Copyright (c) 2014 LifeWorks Integrative health

Elementary Home Schooling – Can This Be the Way to Go?

There’s an interesting movement taking place across America these days.  While all over the world tensions are heating up over wars and saber rattling, while the collective economies worldwide are in shambles and while most of the rest of the world, it would seem, are on their Internet blogs, a small, but growing number of parents are beginning to home school their children.

A survey released in December of 2008 done by the U.S. Department of Education’s National Center for Education Statistics reported that in the Spring of 2007, over 1.5 million children were being home schooled.  And that was up over 400,000 kids from just four years earlier.  And almost double the figure from 1999. What’s going on?

The top three reasons parents gave for home schooling were:

  1. They had concern about the school environment.
  2. They wanted to provide more religious or moral instruction.
  3. They had dissatisfaction with the academic instruction available.

Most of the concern in reason number one is centered around violence, the threat of violence or the way students were allowed to interact with each other while at school.  As we all remember, there were always bullies and snide little girls who both found a way to play tricks, talk badly about us or in some cases actually cause us minor harm in some way.  Some schools have gone a long way past that sort of behavior these days.  Kids have been injured or killed and not just in the mass slayings so much in the news these days.  We’re talking about daily acts of purposeful harm or threats to students by other students.  Maybe it’s the violence in the media and movies or the latest gansta hip-hop song lyrics or even fast food; no one knows for sure.  The simple fact remains that it gets harder to deal with every year.  And it’s not just the kids making this a difficult matter to deal with.  Teachers have told me it’s much worse sometimes to deal with the parents of those kids.  Some parents blame the teachers themselves for the way their kids are and the way they act.  It’s as if there’s been a paradigm shift in some people’s minds that the school system should raise the kids and teach them right from wrong and how to conduct themselves around other people.  What had normally and rightly been a duty and responsibility of parents has now somehow  been shifted toward the school systems.  And in the litigious society we live in, we all know that kind of thing would even be impossible to do even if they wanted to.  Something is indeed out of whack.  It’s actually surprising more parents aren’t home schooling.

The second reason to home school given above really needs no explanation.  Parents merely want more structure and faith to enter into their children’s education.  That’s their prerogative.

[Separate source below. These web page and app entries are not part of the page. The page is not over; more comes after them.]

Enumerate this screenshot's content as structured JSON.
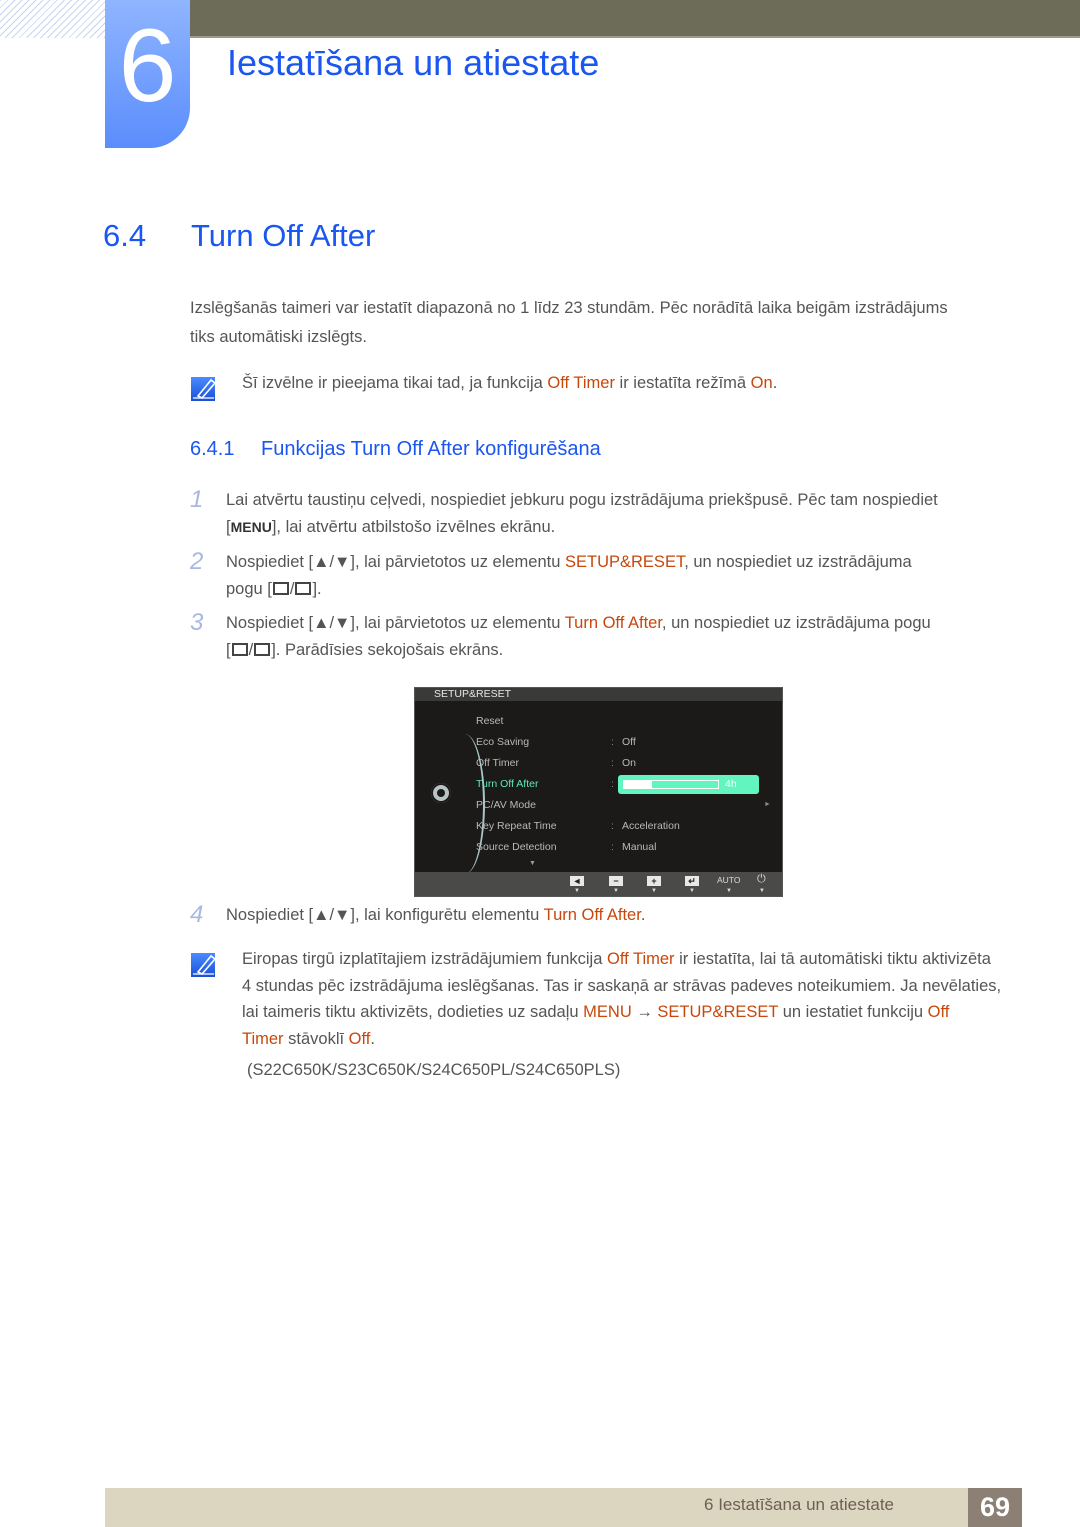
{
  "chapter": {
    "number": "6",
    "title": "Iestatīšana un atiestate"
  },
  "section": {
    "number": "6.4",
    "title": "Turn Off After",
    "intro_line1": "Izslēgšanās taimeri var iestatīt diapazonā no 1 līdz 23 stundām. Pēc norādītā laika beigām izstrādājums",
    "intro_line2": "tiks automātiski izslēgts.",
    "note1": {
      "icon": "note-pencil-icon",
      "t1": "Šī izvēlne ir pieejama tikai tad, ja funkcija ",
      "h1": "Off Timer",
      "t2": " ir iestatīta režīmā ",
      "h2": "On",
      "t3": "."
    }
  },
  "subsection": {
    "number": "6.4.1",
    "title": "Funkcijas Turn Off After konfigurēšana"
  },
  "steps": [
    {
      "num": "1",
      "l1": "Lai atvērtu taustiņu ceļvedi, nospiediet jebkuru pogu izstrādājuma priekšpusē. Pēc tam nospiediet",
      "l2a": "[",
      "l2key": "MENU",
      "l2b": "], lai atvērtu atbilstošo izvēlnes ekrānu."
    },
    {
      "num": "2",
      "t1": "Nospiediet [▲/▼], lai pārvietotos uz elementu ",
      "h1": "SETUP&RESET",
      "t2": ", un nospiediet uz izstrādājuma",
      "l2a": "pogu [",
      "l2b": "]."
    },
    {
      "num": "3",
      "t1": "Nospiediet [▲/▼], lai pārvietotos uz elementu ",
      "h1": "Turn Off After",
      "t2": ", un nospiediet uz izstrādājuma pogu",
      "l2a": "[",
      "l2b": "]. Parādīsies sekojošais ekrāns."
    },
    {
      "num": "4",
      "t1": "Nospiediet [▲/▼], lai konfigurētu elementu ",
      "h1": "Turn Off After",
      "t2": "."
    }
  ],
  "osd": {
    "header": "SETUP&RESET",
    "items": [
      {
        "label": "Reset",
        "value": ""
      },
      {
        "label": "Eco Saving",
        "value": "Off"
      },
      {
        "label": "Off Timer",
        "value": "On"
      },
      {
        "label": "Turn Off After",
        "value": "4h",
        "selected": true,
        "slider_fraction": 0.3
      },
      {
        "label": "PC/AV Mode",
        "value": "",
        "submenu": true
      },
      {
        "label": "Key Repeat Time",
        "value": "Acceleration"
      },
      {
        "label": "Source Detection",
        "value": "Manual"
      }
    ],
    "colon": ":",
    "more_indicator": "▼",
    "submenu_indicator": "►",
    "buttons": [
      {
        "name": "left-button",
        "glyph": "◄"
      },
      {
        "name": "minus-button",
        "glyph": "−"
      },
      {
        "name": "plus-button",
        "glyph": "+"
      },
      {
        "name": "enter-button",
        "glyph": "↵"
      },
      {
        "name": "auto-button",
        "glyph": "AUTO"
      },
      {
        "name": "power-button",
        "glyph": "⏻"
      }
    ],
    "button_indicator": "▼"
  },
  "note2": {
    "l1a": "Eiropas tirgū izplatītajiem izstrādājumiem funkcija ",
    "l1h": "Off Timer",
    "l1b": " ir iestatīta, lai tā automātiski tiktu aktivizēta",
    "l2": "4 stundas pēc izstrādājuma ieslēgšanas. Tas ir saskaņā ar strāvas padeves noteikumiem. Ja nevēlaties,",
    "l3a": "lai taimeris tiktu aktivizēts, dodieties uz sadaļu ",
    "l3h1": "MENU",
    "l3arrow": " → ",
    "l3h2": "SETUP&RESET",
    "l3b": " un iestatiet funkciju ",
    "l3h3": "Off",
    "l4h1": "Timer",
    "l4a": " stāvoklī ",
    "l4h2": "Off",
    "l4b": ".",
    "models": "(S22C650K/S23C650K/S24C650PL/S24C650PLS)"
  },
  "footer": {
    "chapter_label": "6 Iestatīšana un atiestate",
    "page": "69"
  },
  "colors": {
    "accent_blue": "#1a56f0",
    "highlight_orange": "#c8470a",
    "osd_selected": "#63f5c0",
    "top_bar": "#6d6c58",
    "footer_bar": "#dcd5c0",
    "footer_page": "#8c7f74"
  }
}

And the third reason is actually self-explanatory also.  Parents just don’t feel their school systems live up to their expectations for a quality education.  They would rather sacrifice their time and money than short their child’s education.  A noble expression of love.

Elementary home schooling, preschool homeschooling and even high school homeschooling are on the rise in America.  And for all the right reasons.